» **Record excerpts**:
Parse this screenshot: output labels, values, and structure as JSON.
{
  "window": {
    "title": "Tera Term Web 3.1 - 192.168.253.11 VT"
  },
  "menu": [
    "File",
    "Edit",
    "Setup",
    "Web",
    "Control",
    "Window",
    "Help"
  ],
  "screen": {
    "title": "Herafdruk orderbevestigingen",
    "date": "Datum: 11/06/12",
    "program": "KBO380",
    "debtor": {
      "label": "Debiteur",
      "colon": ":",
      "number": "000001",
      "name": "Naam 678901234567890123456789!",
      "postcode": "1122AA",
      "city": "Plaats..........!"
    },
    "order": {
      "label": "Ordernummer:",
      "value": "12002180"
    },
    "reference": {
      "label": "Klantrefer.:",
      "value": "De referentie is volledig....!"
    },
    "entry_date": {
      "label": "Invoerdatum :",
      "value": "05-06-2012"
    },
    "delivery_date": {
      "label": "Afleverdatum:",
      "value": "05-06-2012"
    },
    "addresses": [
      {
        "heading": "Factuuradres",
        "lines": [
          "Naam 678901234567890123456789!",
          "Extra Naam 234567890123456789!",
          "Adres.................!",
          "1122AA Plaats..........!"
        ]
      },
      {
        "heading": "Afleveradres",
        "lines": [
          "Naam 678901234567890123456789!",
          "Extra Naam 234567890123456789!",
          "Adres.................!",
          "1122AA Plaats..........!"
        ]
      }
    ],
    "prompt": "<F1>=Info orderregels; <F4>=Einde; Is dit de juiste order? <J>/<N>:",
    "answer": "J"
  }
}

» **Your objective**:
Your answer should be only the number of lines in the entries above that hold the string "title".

» **Task result**:
2